All of which is to say: getting people to ‘see their struggle in common terms’ as absolutely key as it probably is, may, annoyingly, be harder than my Hollywood imagination keeps suggesting, too. Being treated like dirt by others may just as often go to training: now this is how to do that yourself, in turn. And welcome to the essential dynamic of all hierarchies, and do enjoy the bitter ‘victory’ of achieving and holding your place therein.
I’m pretty sure I’ve felt Russell’s unbearable pity myself, however, now and then. But I’m not really sure if that came from the (I think I’d say relatively limited) suffering I’ve experienced, or if it maybe would have been there anyway. I would say, I think, it is about solidarity, as much as anything else. And I suspect it’s at least partly such experience. Crap we’ve been through, and we’d like to save others the trouble, if at all possible. If only so we don’t have to watch it all again, even from without.
But as maybe the more valuable experience: I’ve also been the guy who’s retold a few awful homophobic or sexist jokes, (sure, decades back now, for what that’s worth). Usually cringing a bit inside, and hating myself more than a little for the cowardly betrayal, knowing damned well it was as much about my own fear, tired of being called the fag or the sissy or whatever (I sometimes think we should just make high school optional; sure, we need people educated, but it may just be safer), figuring, right, this might buy me some relative peace, anyway. And, by the way, I now still kinda suspect that’s how most people tell those. Knowing damned well what they’re doing, and why, and what cowards it makes them…
And I may as much be motivated, now, by that. Could be solidarity. Could also be just the determination to not feel that again.
Also: I don’t know, but I suspect everyone bristles a bit at the ‘rules’ for their gender, and I’d be a bit amazed if every man didn’t find it all a bit ridiculous, sometimes. What, I’m supposed to be Clint Eastwood in Pale Rider, here? Right. I’ll get right on that. Sure I can pull that off… Let’s just not mention I also cry at weddings… And funerals… And plays… Even the odd musical…
And on that subject, and for what it’s worth, on that BEM test, I keep getting these very flat scores.
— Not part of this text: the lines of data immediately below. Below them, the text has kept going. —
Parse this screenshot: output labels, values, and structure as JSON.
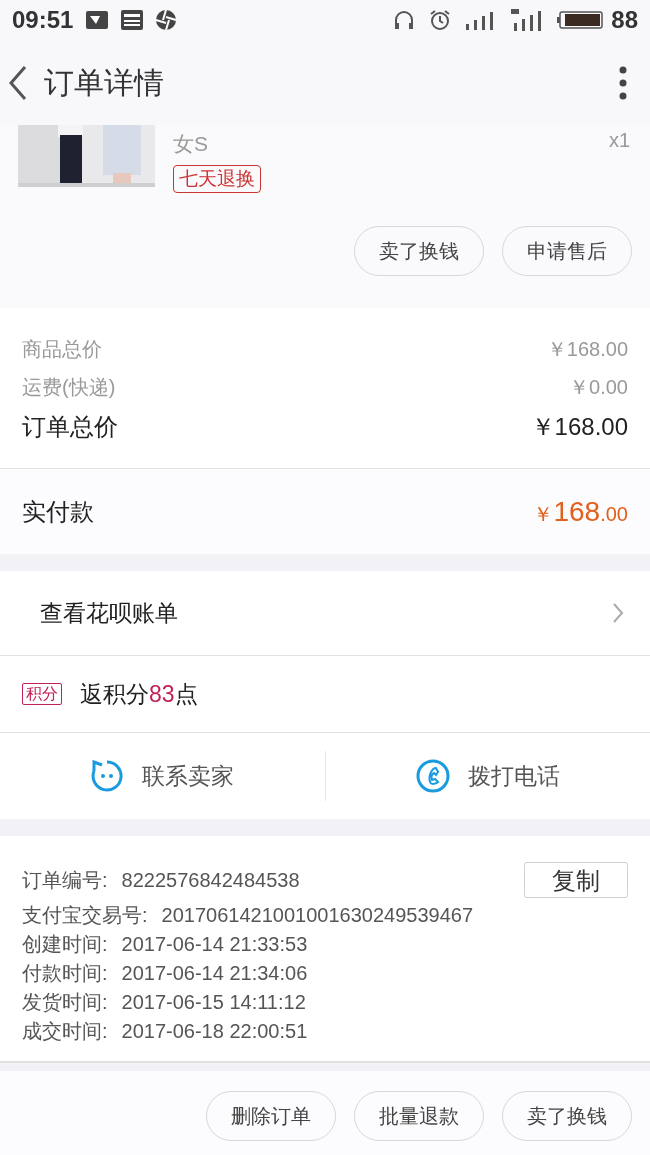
{
  "status_bar": {
    "time": "09:51",
    "battery": "88"
  },
  "header": {
    "title": "订单详情"
  },
  "product": {
    "spec": "女S",
    "quantity": "x1",
    "tag": "七天退换",
    "buttons": [
      "卖了换钱",
      "申请售后"
    ]
  },
  "prices": [
    {
      "label": "商品总价",
      "value": "￥168.00",
      "kind": "minor"
    },
    {
      "label": "运费(快递)",
      "value": "￥0.00",
      "kind": "minor"
    },
    {
      "label": "订单总价",
      "value": "￥168.00",
      "kind": "major"
    }
  ],
  "paid": {
    "label": "实付款",
    "currency": "￥",
    "integer": "168",
    "decimal": ".00"
  },
  "huabei": {
    "label": "查看花呗账单"
  },
  "points": {
    "badge": "积分",
    "prefix": "返积分",
    "amount": "83",
    "suffix": "点"
  },
  "contacts": [
    {
      "label": "联系卖家",
      "kind": "chat"
    },
    {
      "label": "拨打电话",
      "kind": "phone"
    }
  ],
  "info": {
    "copy_button": "复制",
    "rows": [
      {
        "label": "订单编号:",
        "value": "8222576842484538"
      },
      {
        "label": "支付宝交易号:",
        "value": "2017061421001001630249539467"
      },
      {
        "label": "创建时间:",
        "value": "2017-06-14 21:33:53"
      },
      {
        "label": "付款时间:",
        "value": "2017-06-14 21:34:06"
      },
      {
        "label": "发货时间:",
        "value": "2017-06-15 14:11:12"
      },
      {
        "label": "成交时间:",
        "value": "2017-06-18 22:00:51"
      }
    ]
  },
  "bottom_buttons": [
    "删除订单",
    "批量退款",
    "卖了换钱"
  ]
}
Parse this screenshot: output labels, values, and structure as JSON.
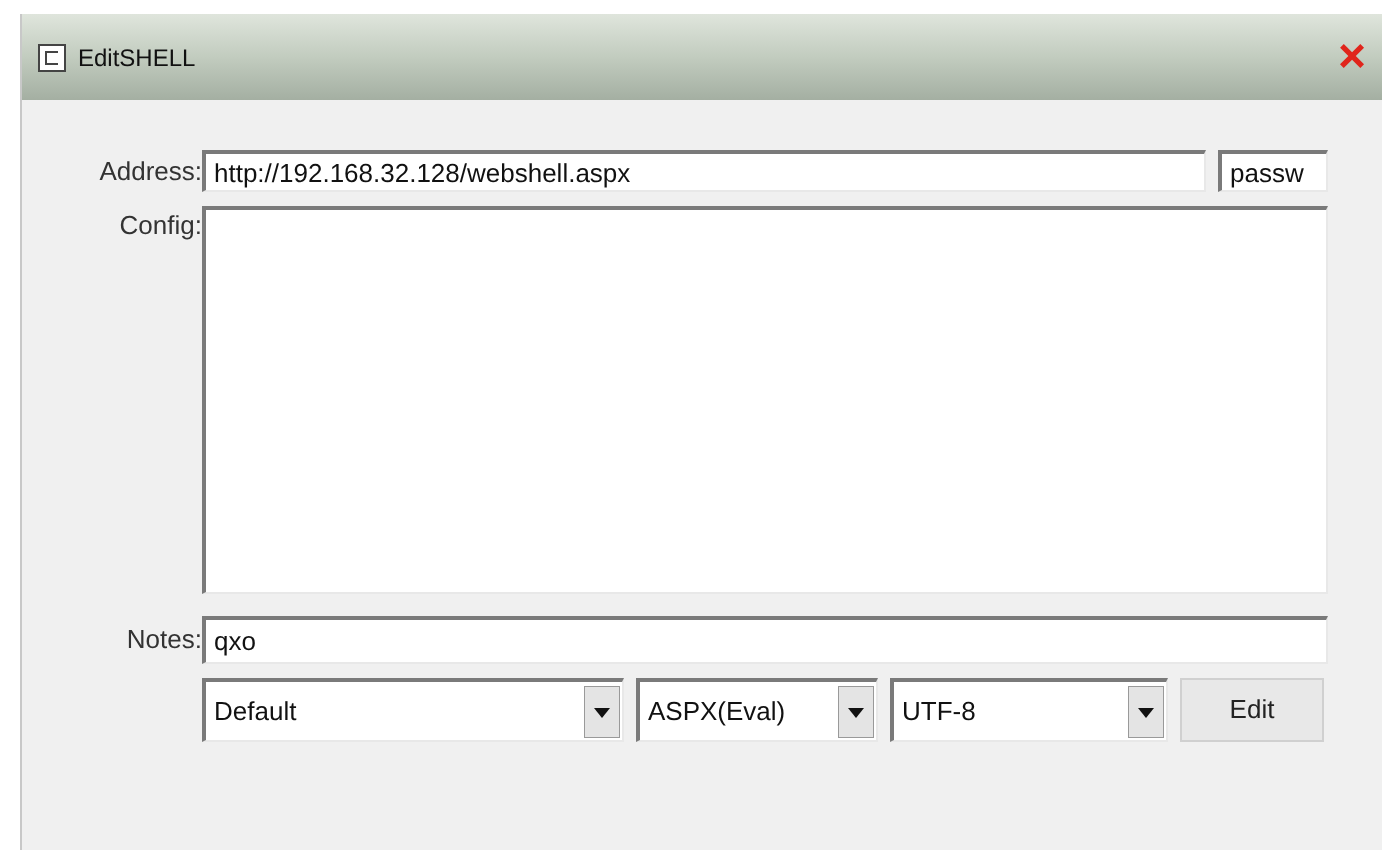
{
  "window": {
    "title": "EditSHELL",
    "close": "×"
  },
  "address": {
    "label": "Address:",
    "value": "http://192.168.32.128/webshell.aspx",
    "password": "passw"
  },
  "config": {
    "label": "Config:"
  },
  "notes": {
    "label": "Notes:",
    "value": "qxo"
  },
  "dropdowns": [
    {
      "value": "Default"
    },
    {
      "value": "ASPX(Eval)"
    },
    {
      "value": "UTF-8"
    }
  ],
  "buttons": [
    "Edit"
  ]
}
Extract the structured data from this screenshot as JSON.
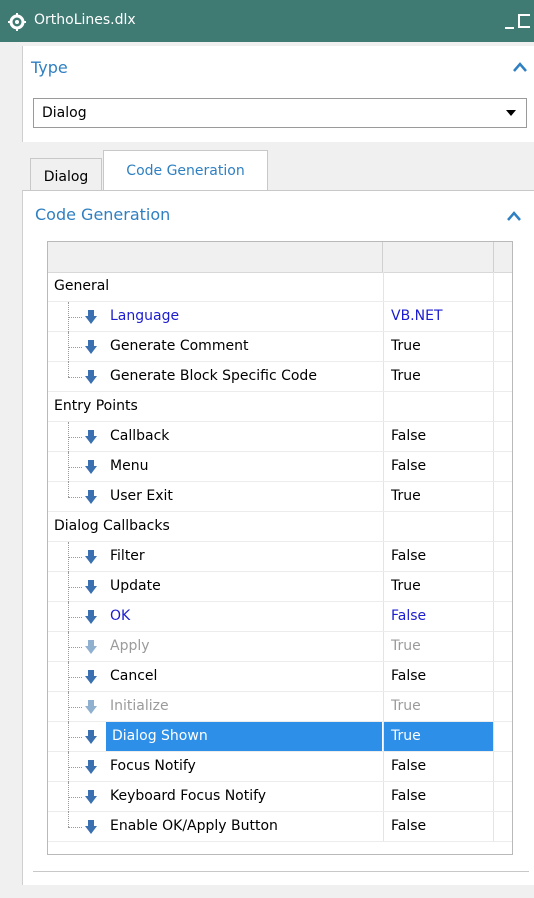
{
  "window": {
    "title": "OrthoLines.dlx"
  },
  "type_section": {
    "header": "Type",
    "dropdown_value": "Dialog"
  },
  "tabs": [
    {
      "label": "Dialog",
      "active": false
    },
    {
      "label": "Code Generation",
      "active": true
    }
  ],
  "code_generation": {
    "header": "Code Generation",
    "rows": [
      {
        "kind": "group",
        "label": "General",
        "value": ""
      },
      {
        "kind": "item",
        "label": "Language",
        "value": "VB.NET",
        "style": "blue"
      },
      {
        "kind": "item",
        "label": "Generate Comment",
        "value": "True",
        "style": "normal"
      },
      {
        "kind": "item",
        "label": "Generate Block Specific Code",
        "value": "True",
        "style": "normal",
        "last": true
      },
      {
        "kind": "group",
        "label": "Entry Points",
        "value": ""
      },
      {
        "kind": "item",
        "label": "Callback",
        "value": "False",
        "style": "normal"
      },
      {
        "kind": "item",
        "label": "Menu",
        "value": "False",
        "style": "normal"
      },
      {
        "kind": "item",
        "label": "User Exit",
        "value": "True",
        "style": "normal",
        "last": true
      },
      {
        "kind": "group",
        "label": "Dialog Callbacks",
        "value": ""
      },
      {
        "kind": "item",
        "label": "Filter",
        "value": "False",
        "style": "normal"
      },
      {
        "kind": "item",
        "label": "Update",
        "value": "True",
        "style": "normal"
      },
      {
        "kind": "item",
        "label": "OK",
        "value": "False",
        "style": "blue"
      },
      {
        "kind": "item",
        "label": "Apply",
        "value": "True",
        "style": "disabled"
      },
      {
        "kind": "item",
        "label": "Cancel",
        "value": "False",
        "style": "normal"
      },
      {
        "kind": "item",
        "label": "Initialize",
        "value": "True",
        "style": "disabled"
      },
      {
        "kind": "item",
        "label": "Dialog Shown",
        "value": "True",
        "style": "selected"
      },
      {
        "kind": "item",
        "label": "Focus Notify",
        "value": "False",
        "style": "normal"
      },
      {
        "kind": "item",
        "label": "Keyboard Focus Notify",
        "value": "False",
        "style": "normal"
      },
      {
        "kind": "item",
        "label": "Enable OK/Apply Button",
        "value": "False",
        "style": "normal",
        "last": true
      }
    ]
  },
  "colors": {
    "titlebar": "#3f7a73",
    "accent": "#2f80c2",
    "selection": "#2d8fe8",
    "link_text": "#1c1cd0",
    "disabled_text": "#9b9b9b"
  },
  "icons": [
    "gear-icon",
    "minimize-icon",
    "maximize-icon",
    "chevron-up-icon",
    "dropdown-arrow-icon",
    "down-arrow-icon"
  ]
}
Ran it a few times, keep getting pretty much the same thing, all three axes in the high 60s, low 70s… Got 67/67/67, the one time…
It seems almost boring, under the circumstances. Like I can’t be distinctly anything. But I guess I’m just gonna try to spin it as ‘well-rounded/lots of everything’.
Anyway. Again. Thanks for this, SC. And to you, as always, Ophelia. And I’m sorry to see the crap you’ve been taking for this stuff, over the past few days. That you’re still at it, still plugging away, still thoughtful, still trying to puzzle things out, in the teeth of it all, seems to me to speak volumes. Also as always.